  2. Investigate the different styles. Do you want a beginner class or an advanced one? Do you want to hold poses for a long time, or do you want to flow from one to the next in a single breath? Do you want to chant? Do you want all the pose names to be in Sanskrit, or would you rather the teacher spoke English? Do you want a supportive class with bolsters and blocks? Are you pregnant? What kind of class do you want? This may take some trial and error to discover. I’ll go over the different forms of yoga in a future blog, but we all have access to Google now—do your research and find the style that speaks to you. That may change from day to day. Some days I want a class that will leave me breathless and begging for savasana at the end; and other days, I just want to feel completely supported by a bolster, relaxed and at ease. Try out different classes and learn what you like.
  3. Drop the ego. Seriously—just let it go. Every time we step on that mat it’s a different story. Accept what your body gives you in each specific class on each specific day. Don’t worry about what the person next to you is doing. Yes, she has both her legs behind her head and looks completely comfortable while you’re eyeing your toes wondering if you’ll ever touch them. Don’t attempt the more advanced version of a pose because you don’t want to look ‘bad’ or you want to do it ‘right.’ There is no perfect pose. Let me repeat that, since there have been recent events such as “yoga competitions” cropping up that are completely counter to yogic traditions and philosophy: THERE IS NO PERFECT POSE. The perfect pose is the variation that’s perfect for you today. The end. Your poses will look different day to day. You have embarked on a lifelong journey—lifelong means your practice will evolve for the rest of your life. There is no ‘mastering’ yoga. We aren’t Jedis. (Yes, that’s two Star Wars references in one article. Deal). You will grow and develop your practice throughout the years—embrace the journey.
  4. Bring your own mat. Invest in a mat—you can get a cheap, but decent one at Target, or you can look into more pricey versions that are eco-friendly, or heftier, like Jade or Lululemon mats.
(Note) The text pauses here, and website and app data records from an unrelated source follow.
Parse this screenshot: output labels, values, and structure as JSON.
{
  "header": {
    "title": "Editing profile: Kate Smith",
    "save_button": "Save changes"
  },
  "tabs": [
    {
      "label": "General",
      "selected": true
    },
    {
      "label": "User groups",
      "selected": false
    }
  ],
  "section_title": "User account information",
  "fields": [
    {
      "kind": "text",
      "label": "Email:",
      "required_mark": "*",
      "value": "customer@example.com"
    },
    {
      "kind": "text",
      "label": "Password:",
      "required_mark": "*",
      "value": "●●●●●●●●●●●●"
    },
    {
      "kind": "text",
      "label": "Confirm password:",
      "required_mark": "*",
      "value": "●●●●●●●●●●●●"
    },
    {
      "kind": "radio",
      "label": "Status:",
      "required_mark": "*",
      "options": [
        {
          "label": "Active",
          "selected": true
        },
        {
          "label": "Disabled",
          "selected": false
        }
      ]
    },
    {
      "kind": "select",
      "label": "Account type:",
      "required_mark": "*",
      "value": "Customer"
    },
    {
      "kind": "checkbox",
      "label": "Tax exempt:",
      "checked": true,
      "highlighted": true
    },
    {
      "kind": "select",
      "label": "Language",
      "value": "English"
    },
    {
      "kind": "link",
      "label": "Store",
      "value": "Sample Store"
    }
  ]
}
There’syogamat nothing that will kill your Zen buzz faster than smelling someone else’s foot funk next to your face. Get your own mat. Bring it to class. And clean it—please, please clean it.
  5. Have fun. Isn’t that what life’s all about? Why do it if you aren’t enjoying it? Smile during class. Laugh when you fall out of a pose—you will fall out, just accept it. Don’t take yourself so seriously. Lighten up and let go. You might just discover something new about yourself. And along those lines, be prepared to learn many things about yourself—good and bad. Yoga brings you face to face with your strengths and This can be a challenge and often, uncomfortable, but, embrace the growth and self-discovery. Use your practice to move toward a better version of yourself.

So, take a deep breath; do your research; be prepared for some trial and error and mishaps; but do yourself a favor and at the very least, get out there and try something new. Enjoy the adventure of the experiences. You never know…you might just learn that you kind of like getting your ass handed to you. Or maybe chanting is your new thing. But you’ll never know until you try.